The Ph.D. program in the Department of Chemistry offers wide opportunity and unusual flexibility for advanced study and research, and is designed to encourage individuality, independence, and excellence in students. Most students select their research advisor by winter quarter of their first year and are engaged in research by the spring quarter. The department has neither a system of cumulative examinations nor a written major examination. There are relatively few course requirements and great flexibility as to which courses may be taken.
In the Division of the Physical Sciences barriers between departments are low. Students in the Department of Chemistry often take courses in other departments and can even earn the degree in chemistry for research that has been done under the supervision of a member of another department. The newest interdisciplinary research opportunity that exists is with the Institute for Molecular Engineering. Students are encouraged to fashion special programs of study under the guidance of the faculty.
A well defined Master of Science program of appropriate rigor is maintained, but the Department of Chemistry does not offer financial support to students whose degree goal is the master's degree. This degree is neither a prerequisite for, nor a forerunner of, the Ph.D. degree, although it may be acquired along the way if a student so desires.
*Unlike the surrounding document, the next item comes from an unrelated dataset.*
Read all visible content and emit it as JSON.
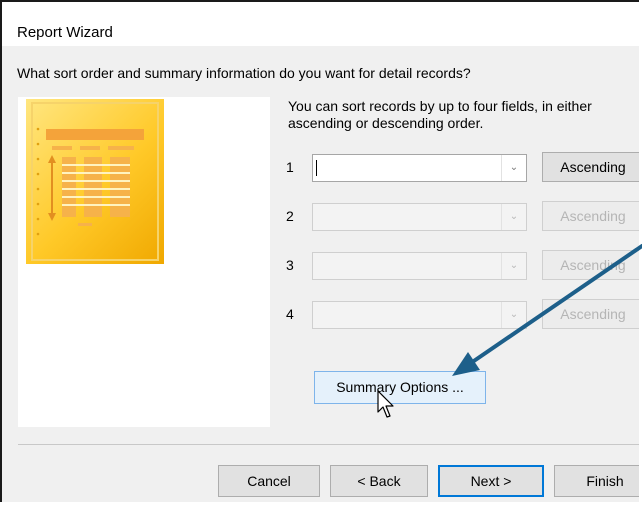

Undergraduate Majors in Chemistry and Biological Chemistry
See the most current Courses and Programs of Study Catalog for the requirements for the Chemistry and Biological Chemistry concentration programs and course listing.
The Faculty Advisor for Chemistry and Biological Chemistry majors is: Gregory L. Hillhouse
Typically by fall or winter quarter of your junior year, if you are considering graduate study in chemistry or a related field, you should seek out an opportunity to do research. You should do this even if you do not plan to do an honors thesis. Nearly every applicant to top Ph.D. programs in the country pursued research as an undergraduate. Typically you would start doing research at during the academic year (in your junior or sophomore years) on a volunteer basis, and then when you demonstrate your productivity ask your faculty mentor to hire you as a paid assistant over the summer or write you a letter of recommendation to do research at another institution over the summer.
For answers to the following and many more questions, visit the Undergraduate Information Kiosk.
- How do I learn about which faculty member's research might interest me?
- How do I approach a faculty member about doing research in their group?
- How do I secure a paid position in campus over the summer?
- What other summer research opportunities are there outside of the University?
- What are the requirements for an Honors Thesis in Chemistry?